Do Age Differences in Associative Learning and Stimulus Generalization Lead to Age Differences in Trust?

  • Kendra Seaman (DUKE CENTER ON AGING)
  • Jessica Cooper (EMORY PSYCHOLOGY)

OSF and Preregistration Form | Funded by SRNDNA

When meeting others, people make quick decisions on whether to trust people or not that affect decision-making and that pose serious consequences for physical, interpersonal, and financial well-being. The extent to which people trust others, however, is not stable across the lifespan. Rather, older adults exhibit excessive trust relative to younger adults. This excessive trust leaves older adults particularly such serious consequences, including financial fraud. Why older adults exhibit excessive trust, however, is poorly understood. One explanation for their excessive trust is that older adults may learn to trust differently than do younger adults. Critically, recent work has identified stimulus generalization, by which learned value spreads between perceptually similar stimuli, as a potential mechanism for learning to trust. Here, people place more trust in people who look like someone whose past behaviors reflect trustworthiness, and place less trust in people who look like someone whose behaviors reflected untrustworthiness. This spread of social value is reflected in brain activity. Caudate and amygdala activity track, respectively, the generalization of positive (trustworthy) and negative (untrustworthy) social value, and affect trust decisions toward unfamiliar others. Because social value needs to be learned and because prior work suggests that older adults learn negative cues less than do younger adults, less spread of negative social value to unfamiliar others may represent one route by which older adults exhibit excessive trust. If older adults have less negative value representations of untrustworthy people based on their experiences with them than do younger adults, older adults should also transfer less negative social value to unfamiliar others who are resemble a past untrustworthy person and exhibit more trust in these unfamiliar others than younger adults. The study adopts an interdisciplinary approach to examine this possibility at both the behavioral and neural levels.

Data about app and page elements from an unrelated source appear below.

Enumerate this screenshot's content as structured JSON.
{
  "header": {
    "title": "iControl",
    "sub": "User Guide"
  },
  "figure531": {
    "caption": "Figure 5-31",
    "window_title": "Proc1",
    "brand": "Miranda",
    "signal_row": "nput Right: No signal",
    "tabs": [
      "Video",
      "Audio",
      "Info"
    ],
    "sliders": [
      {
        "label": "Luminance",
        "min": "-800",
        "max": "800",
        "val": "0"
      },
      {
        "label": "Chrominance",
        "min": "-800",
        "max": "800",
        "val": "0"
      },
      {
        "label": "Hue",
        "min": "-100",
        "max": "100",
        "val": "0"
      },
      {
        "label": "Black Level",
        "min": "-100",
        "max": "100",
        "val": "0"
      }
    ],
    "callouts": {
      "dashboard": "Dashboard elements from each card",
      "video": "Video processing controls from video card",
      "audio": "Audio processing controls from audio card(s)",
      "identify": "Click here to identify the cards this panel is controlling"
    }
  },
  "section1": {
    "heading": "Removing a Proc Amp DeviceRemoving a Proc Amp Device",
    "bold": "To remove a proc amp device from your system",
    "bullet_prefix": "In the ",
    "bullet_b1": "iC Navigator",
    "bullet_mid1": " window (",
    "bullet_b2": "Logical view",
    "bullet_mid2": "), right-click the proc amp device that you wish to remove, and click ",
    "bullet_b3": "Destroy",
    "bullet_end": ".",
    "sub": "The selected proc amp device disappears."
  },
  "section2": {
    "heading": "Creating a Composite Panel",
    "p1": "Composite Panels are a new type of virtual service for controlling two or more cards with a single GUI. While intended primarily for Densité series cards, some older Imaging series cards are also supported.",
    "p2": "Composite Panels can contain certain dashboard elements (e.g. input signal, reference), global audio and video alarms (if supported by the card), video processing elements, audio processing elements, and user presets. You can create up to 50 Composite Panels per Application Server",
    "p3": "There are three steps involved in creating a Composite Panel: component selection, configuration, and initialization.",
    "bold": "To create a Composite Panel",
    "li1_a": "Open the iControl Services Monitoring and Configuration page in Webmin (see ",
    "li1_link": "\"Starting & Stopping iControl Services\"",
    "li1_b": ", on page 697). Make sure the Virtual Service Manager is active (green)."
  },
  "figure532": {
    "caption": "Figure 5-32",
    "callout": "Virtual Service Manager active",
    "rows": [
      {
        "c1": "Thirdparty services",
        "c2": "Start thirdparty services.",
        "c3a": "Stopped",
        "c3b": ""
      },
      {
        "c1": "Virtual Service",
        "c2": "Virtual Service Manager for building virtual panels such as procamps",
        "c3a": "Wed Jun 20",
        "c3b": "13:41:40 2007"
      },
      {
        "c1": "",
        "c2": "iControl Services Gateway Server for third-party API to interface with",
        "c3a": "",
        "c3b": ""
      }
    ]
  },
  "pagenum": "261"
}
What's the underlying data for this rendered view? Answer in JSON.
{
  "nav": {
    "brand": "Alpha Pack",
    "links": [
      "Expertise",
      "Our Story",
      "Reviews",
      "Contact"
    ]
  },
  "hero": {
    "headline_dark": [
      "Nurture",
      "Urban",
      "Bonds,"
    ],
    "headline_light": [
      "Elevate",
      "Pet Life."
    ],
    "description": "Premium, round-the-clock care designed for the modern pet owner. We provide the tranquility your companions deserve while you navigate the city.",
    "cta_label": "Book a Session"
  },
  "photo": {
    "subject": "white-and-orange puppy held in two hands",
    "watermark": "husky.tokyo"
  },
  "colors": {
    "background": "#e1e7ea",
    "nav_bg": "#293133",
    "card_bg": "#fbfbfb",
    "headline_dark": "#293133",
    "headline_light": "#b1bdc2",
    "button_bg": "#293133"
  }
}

Using Neuroscience to Optimize Digital Health Interventions across Adulthood

  • Jaime Castrellon, Duke Psychology and Neuroscience
  • Mikella Green, Duke Psychology & Neuroscience
  • Gregory Samanez-Larkin, Ph.D., Duke Psychology and Neuroscience
  • Gary Bennett, Ph.D., Duke Global Digital Health Science Center
  • Candace Brown, Ph.D., Duke Center for Study of Aging
  • Eric Juarez, Duke Psychology and Neuroscience-PHD
  • Kendra Seaman, Ph.D., Duke Center for Study of Aging
  • Emily Falk, Ph.D., University of Pennsylvania

OSF page | Funded by Duke Bass Connections

While clinical trials have demonstrated the efficacy of health interventions for enhancing cognition and well-being in older age, a persistent challenge is how best to motivate aging adults to engage in beneficial health behaviors in their daily lives. People know that being more physically active and eating better is good for them, but they still don’t do it. Recent neuroscientific and psychological research shows that motivation changes with age. Older adults are more motivated by social rewards and pay more attention to and better remember positively-framed messages. Thus, positively-framed social rewards may provide critical incentives for aging adults to be more physically active and eat healthier food.

The goal of this project is to combine approaches from neuroscience, psychology and global health to identify ways to individually motivate adults to become more physically active and make healthier food choices in daily life. Leveraging collaborations across and outside of the university, the team will test the hypothesis that positively-framed social rewards will motivate aging adults’ to more frequently engage in beneficial health behaviors in daily life.

In a community sample of healthy adults (ages 30-80), the project will use human brain imaging (fMRI) to assess the sensitivity of motivational brain systems (e.g., striatum and medial prefrontal cortex) to socioemotionally-framed health messages. After neuroimaging, participants will have their activity and eating habits continuously monitored for three months while receiving physical activity and eating-related messages on their mobile phones in the form of programmed voice-over IP and/or text messages (developed in partnership with the Duke Global Digital Health Science Center). The team will use the neural measures as predictors of the effectiveness of specific messages delivered via mobile phone to increase activity in daily life.

We predict that socially framed positive messages will produce higher levels of neural activity in motivational brain networks and will be most effective at increasing physical activity and healthier food choices in middle-aged and older adults. We also expect the sensitivity of motivational brain systems to specific message types will predict the effectiveness of that message in everyday life. If this is the case, future studies will attempt to develop more personalized combinations of health promotion messages to individual adults.